**Instructions for the task:**
Write the entries below out again without a single difference.

Collected data:
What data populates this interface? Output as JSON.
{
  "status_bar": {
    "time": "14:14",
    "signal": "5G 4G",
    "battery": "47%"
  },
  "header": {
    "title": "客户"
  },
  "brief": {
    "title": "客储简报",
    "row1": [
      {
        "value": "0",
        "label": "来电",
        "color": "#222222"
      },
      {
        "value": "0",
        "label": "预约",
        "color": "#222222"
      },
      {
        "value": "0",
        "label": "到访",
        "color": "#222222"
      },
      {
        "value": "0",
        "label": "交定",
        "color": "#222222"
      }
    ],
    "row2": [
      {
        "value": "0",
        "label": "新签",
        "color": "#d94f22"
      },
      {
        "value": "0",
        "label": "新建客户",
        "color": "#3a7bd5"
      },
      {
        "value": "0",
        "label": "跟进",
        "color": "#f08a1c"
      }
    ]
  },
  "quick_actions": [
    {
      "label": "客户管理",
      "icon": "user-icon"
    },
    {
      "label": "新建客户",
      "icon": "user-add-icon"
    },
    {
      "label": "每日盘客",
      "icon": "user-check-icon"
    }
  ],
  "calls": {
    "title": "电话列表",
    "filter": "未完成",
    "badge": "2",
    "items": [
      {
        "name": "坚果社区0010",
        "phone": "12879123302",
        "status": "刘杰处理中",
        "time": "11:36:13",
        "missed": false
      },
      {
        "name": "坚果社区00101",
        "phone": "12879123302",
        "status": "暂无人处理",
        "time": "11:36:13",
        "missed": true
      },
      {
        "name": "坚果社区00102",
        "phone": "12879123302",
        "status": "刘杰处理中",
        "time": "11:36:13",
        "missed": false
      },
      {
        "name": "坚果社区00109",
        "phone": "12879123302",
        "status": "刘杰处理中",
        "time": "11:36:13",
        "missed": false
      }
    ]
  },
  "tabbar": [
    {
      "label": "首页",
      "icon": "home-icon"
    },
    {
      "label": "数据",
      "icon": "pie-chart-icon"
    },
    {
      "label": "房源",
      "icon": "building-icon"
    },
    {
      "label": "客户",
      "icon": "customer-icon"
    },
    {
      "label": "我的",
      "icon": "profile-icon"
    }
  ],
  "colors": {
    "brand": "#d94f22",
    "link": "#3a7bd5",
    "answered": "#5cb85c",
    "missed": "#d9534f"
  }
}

**Output for this task:**
What data populates this interface? Output as JSON.
{
  "status_bar": {
    "time": "14:14",
    "signal": "5G 4G",
    "battery": "47%"
  },
  "header": {
    "title": "客户"
  },
  "brief": {
    "title": "客储简报",
    "row1": [
      {
        "value": "0",
        "label": "来电",
        "color": "#222222"
      },
      {
        "value": "0",
        "label": "预约",
        "color": "#222222"
      },
      {
        "value": "0",
        "label": "到访",
        "color": "#222222"
      },
      {
        "value": "0",
        "label": "交定",
        "color": "#222222"
      }
    ],
    "row2": [
      {
        "value": "0",
        "label": "新签",
        "color": "#d94f22"
      },
      {
        "value": "0",
        "label": "新建客户",
        "color": "#3a7bd5"
      },
      {
        "value": "0",
        "label": "跟进",
        "color": "#f08a1c"
      }
    ]
  },
  "quick_actions": [
    {
      "label": "客户管理",
      "icon": "user-icon"
    },
    {
      "label": "新建客户",
      "icon": "user-add-icon"
    },
    {
      "label": "每日盘客",
      "icon": "user-check-icon"
    }
  ],
  "calls": {
    "title": "电话列表",
    "filter": "未完成",
    "badge": "2",
    "items": [
      {
        "name": "坚果社区0010",
        "phone": "12879123302",
        "status": "刘杰处理中",
        "time": "11:36:13",
        "missed": false
      },
      {
        "name": "坚果社区00101",
        "phone": "12879123302",
        "status": "暂无人处理",
        "time": "11:36:13",
        "missed": true
      },
      {
        "name": "坚果社区00102",
        "phone": "12879123302",
        "status": "刘杰处理中",
        "time": "11:36:13",
        "missed": false
      },
      {
        "name": "坚果社区00109",
        "phone": "12879123302",
        "status": "刘杰处理中",
        "time": "11:36:13",
        "missed": false
      }
    ]
  },
  "tabbar": [
    {
      "label": "首页",
      "icon": "home-icon"
    },
    {
      "label": "数据",
      "icon": "pie-chart-icon"
    },
    {
      "label": "房源",
      "icon": "building-icon"
    },
    {
      "label": "客户",
      "icon": "customer-icon"
    },
    {
      "label": "我的",
      "icon": "profile-icon"
    }
  ],
  "colors": {
    "brand": "#d94f22",
    "link": "#3a7bd5",
    "answered": "#5cb85c",
    "missed": "#d9534f"
  }
}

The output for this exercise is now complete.